Fourth Amendment: What constitutes a Seizure or Arrest?

Fourth Amendment: What constitutes a Seizure or Arrest?

A Kansas Driver pulled over in response to Officer's traffic stop of a different vehicle (mistakenly thinking he was the target). When the Driver got out of his truck and walked towards the Officer, the Officer ordered him to get back in his vehicle. This order from the Officer effected a seizure. State v. Reiss, No. 102,071(Kan. App. Dec. 17, 2010) (Leben) (declining to decide "whether a person inadvertently stopped by police has been seized," but noting Ninth Circuit case answering in the negative).

Whether an encounter is voluntary is an objective question, and neither the Defendant's nor the Officer's subjective belief that the Defendant was free to leave is relevant. State v. Moralez, No. 102,342 (Kan. App. Nov. 24) (Malone).

When you are charged with a Kansas DUI or Missouri DUI it is critical to have an experienced DUI Defense Attorney look at the probable cause for the initial 'Traffic Stop', the investigation, the Field Sobriety Tests, and the arrest for the DUI charge. Speeding is not an indicator of intoxication, neither are charges of 'Weaving Within The Lane of Traffic', or 'Defective Tag Light'.

There are Police Officers in the Kansas City Metro Area who are assigned to prosecuting only DUI cases. Their job is to stop your vehicle for any reason, speeding, defective equipment, etc., in the expectation that the encounter will turn into a DUI Arrest.

DUI charges can be challenged on many fronts, one of these being Unlawful Police Stops. If you have been charged with DUI, in Kansas or Missouri, contact our office immediately.


Fast & Confidential Case Evaluation

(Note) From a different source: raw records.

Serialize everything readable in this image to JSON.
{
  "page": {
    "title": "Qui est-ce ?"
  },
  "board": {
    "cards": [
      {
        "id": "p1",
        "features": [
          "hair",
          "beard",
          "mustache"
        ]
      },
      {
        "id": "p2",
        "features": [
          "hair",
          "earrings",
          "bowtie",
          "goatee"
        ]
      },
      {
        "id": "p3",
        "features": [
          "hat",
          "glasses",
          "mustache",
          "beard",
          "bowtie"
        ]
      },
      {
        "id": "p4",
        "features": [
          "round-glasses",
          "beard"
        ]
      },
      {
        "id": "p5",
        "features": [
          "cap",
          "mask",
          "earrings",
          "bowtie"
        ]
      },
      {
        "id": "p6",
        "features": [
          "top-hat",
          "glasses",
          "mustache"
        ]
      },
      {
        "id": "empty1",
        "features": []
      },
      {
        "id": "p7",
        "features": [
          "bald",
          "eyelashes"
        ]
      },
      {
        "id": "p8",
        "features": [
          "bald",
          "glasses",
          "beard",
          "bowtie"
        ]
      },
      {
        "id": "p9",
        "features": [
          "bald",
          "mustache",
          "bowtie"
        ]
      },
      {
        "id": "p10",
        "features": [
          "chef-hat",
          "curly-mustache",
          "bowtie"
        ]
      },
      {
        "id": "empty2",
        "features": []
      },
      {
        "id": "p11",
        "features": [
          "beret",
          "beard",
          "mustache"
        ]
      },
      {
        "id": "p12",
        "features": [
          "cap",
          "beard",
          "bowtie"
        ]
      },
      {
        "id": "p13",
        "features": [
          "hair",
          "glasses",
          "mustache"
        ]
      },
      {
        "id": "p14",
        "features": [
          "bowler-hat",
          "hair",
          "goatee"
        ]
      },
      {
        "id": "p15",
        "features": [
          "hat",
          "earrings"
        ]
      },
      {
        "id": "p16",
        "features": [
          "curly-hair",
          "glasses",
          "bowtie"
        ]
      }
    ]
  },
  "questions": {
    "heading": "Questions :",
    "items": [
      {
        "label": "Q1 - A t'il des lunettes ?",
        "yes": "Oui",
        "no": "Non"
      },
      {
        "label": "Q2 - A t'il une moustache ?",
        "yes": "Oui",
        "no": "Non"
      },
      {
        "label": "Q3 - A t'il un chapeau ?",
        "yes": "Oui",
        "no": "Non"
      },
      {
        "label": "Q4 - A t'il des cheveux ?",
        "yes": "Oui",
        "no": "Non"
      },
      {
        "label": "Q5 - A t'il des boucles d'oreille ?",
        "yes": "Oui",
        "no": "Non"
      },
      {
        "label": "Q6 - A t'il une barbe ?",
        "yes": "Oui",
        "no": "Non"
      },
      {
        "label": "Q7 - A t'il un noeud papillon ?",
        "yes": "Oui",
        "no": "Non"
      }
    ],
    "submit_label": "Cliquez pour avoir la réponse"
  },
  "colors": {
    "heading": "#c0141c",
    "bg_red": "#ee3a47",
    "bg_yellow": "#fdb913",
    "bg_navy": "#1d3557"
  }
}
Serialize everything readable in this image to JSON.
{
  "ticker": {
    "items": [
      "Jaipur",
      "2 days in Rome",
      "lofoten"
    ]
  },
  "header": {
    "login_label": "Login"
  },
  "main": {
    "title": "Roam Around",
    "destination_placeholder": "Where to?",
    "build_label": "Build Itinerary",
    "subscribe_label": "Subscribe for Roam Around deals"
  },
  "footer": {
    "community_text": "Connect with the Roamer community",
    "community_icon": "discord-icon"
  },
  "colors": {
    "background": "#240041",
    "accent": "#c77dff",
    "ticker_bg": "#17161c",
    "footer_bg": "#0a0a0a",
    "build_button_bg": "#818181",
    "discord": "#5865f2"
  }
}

Fill Out the Form Below to Get Started Today
  • Please enter your first name.
  • Please enter your last name.
  • Please enter your phone number.
    This isn't a valid phone number.
  • Please enter your email address.
    This isn't a valid email address.
  • Please make a selection.
  • Please enter a message.